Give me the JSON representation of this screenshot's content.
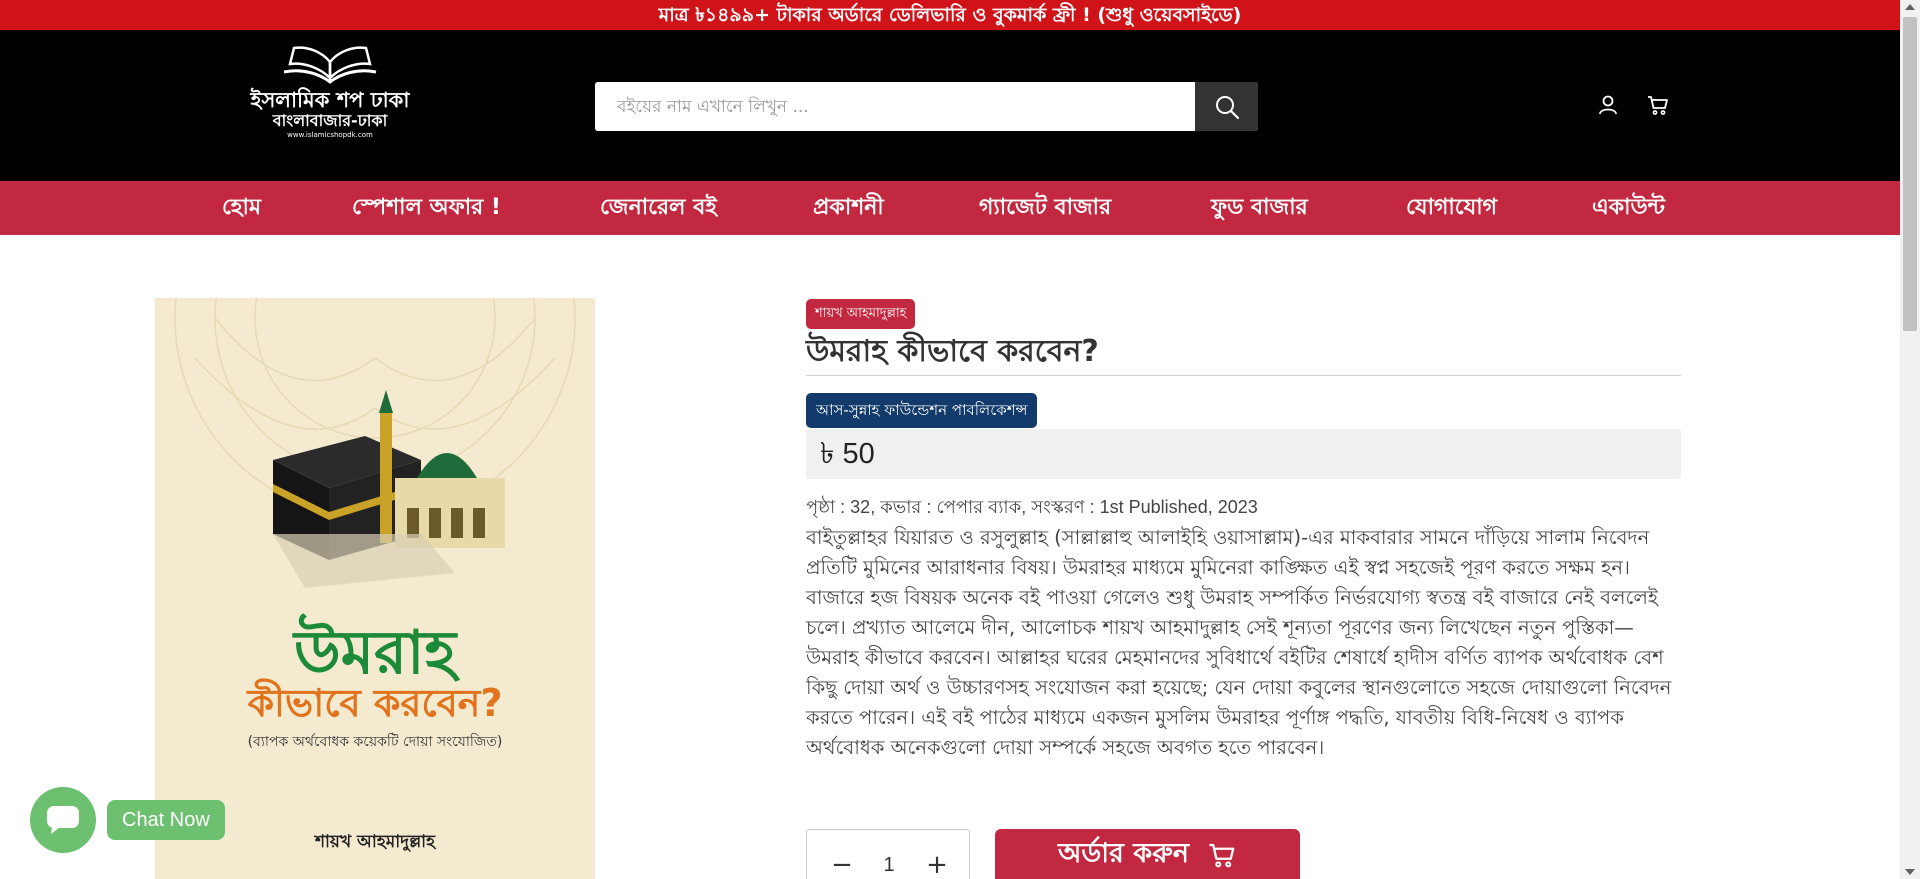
{
  "announcement": "মাত্র ৳১৪৯৯+ টাকার অর্ডারে ডেলিভারি ও বুকমার্ক ফ্রী ! (শুধু ওয়েবসাইডে)",
  "logo": {
    "name": "ইসলামিক শপ ঢাকা",
    "location": "বাংলাবাজার-ঢাকা",
    "website": "www.islamicshopdk.com"
  },
  "search": {
    "placeholder": "বইয়ের নাম এখানে লিখুন ...",
    "value": ""
  },
  "header_icons": [
    "user-icon",
    "cart-icon"
  ],
  "nav": {
    "items": [
      {
        "label": "হোম"
      },
      {
        "label": "স্পেশাল অফার !"
      },
      {
        "label": "জেনারেল বই"
      },
      {
        "label": "প্রকাশনী"
      },
      {
        "label": "গ্যাজেট বাজার"
      },
      {
        "label": "ফুড বাজার"
      },
      {
        "label": "যোগাযোগ"
      },
      {
        "label": "একাউন্ট"
      }
    ]
  },
  "cover": {
    "title_line1": "উমরাহ",
    "title_line2": "কীভাবে করবেন?",
    "subtitle": "(ব্যাপক অর্থবোধক কয়েকটি দোয়া সংযোজিত)",
    "author": "শায়খ আহমাদুল্লাহ"
  },
  "product": {
    "author": "শায়খ আহমাদুল্লাহ",
    "title": "উমরাহ কীভাবে করবেন?",
    "publisher": "আস-সুন্নাহ ফাউন্ডেশন পাবলিকেশন্স",
    "price": "৳ 50",
    "meta": "পৃষ্ঠা : 32, কভার : পেপার ব্যাক, সংস্করণ : 1st Published, 2023",
    "description": "বাইতুল্লাহর যিয়ারত ও রসুলুল্লাহ (সাল্লাল্লাহু আলাইহি ওয়াসাল্লাম)-এর মাকবারার সামনে দাঁড়িয়ে সালাম নিবেদন প্রতিটি মুমিনের আরাধনার বিষয়। উমরাহর মাধ্যমে মুমিনেরা কাঙ্ক্ষিত এই স্বপ্ন সহজেই পূরণ করতে সক্ষম হন। বাজারে হজ বিষয়ক অনেক বই পাওয়া গেলেও শুধু উমরাহ সম্পর্কিত নির্ভরযোগ্য স্বতন্ত্র বই বাজারে নেই বললেই চলে। প্রখ্যাত আলেমে দীন, আলোচক শায়খ আহমাদুল্লাহ সেই শূন্যতা পূরণের জন্য লিখেছেন নতুন পুস্তিকা—উমরাহ কীভাবে করবেন। আল্লাহর ঘরের মেহমানদের সুবিধার্থে বইটির শেষার্ধে হাদীস বর্ণিত ব্যাপক অর্থবোধক বেশ কিছু দোয়া অর্থ ও উচ্চারণসহ সংযোজন করা হয়েছে; যেন দোয়া কবুলের স্থানগুলোতে সহজে দোয়াগুলো নিবেদন করতে পারেন। এই বই পাঠের মাধ্যমে একজন মুসলিম উমরাহর পূর্ণাঙ্গ পদ্ধতি, যাবতীয় বিধি-নিষেধ ও ব্যাপক অর্থবোধক অনেকগুলো দোয়া সম্পর্কে সহজে অবগত হতে পারবেন।",
    "quantity": "1",
    "order_label": "অর্ডার করুন"
  },
  "chat": {
    "label": "Chat Now"
  },
  "colors": {
    "announcement": "#d01219",
    "header": "#000000",
    "nav": "#c2283f",
    "publisher_badge": "#123a6b",
    "chat": "#6cc06f"
  }
}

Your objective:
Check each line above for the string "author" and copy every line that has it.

Answer to this problem:
    "author": "শায়খ আহমাদুল্লাহ"
    "author": "শায়খ আহমাদুল্লাহ",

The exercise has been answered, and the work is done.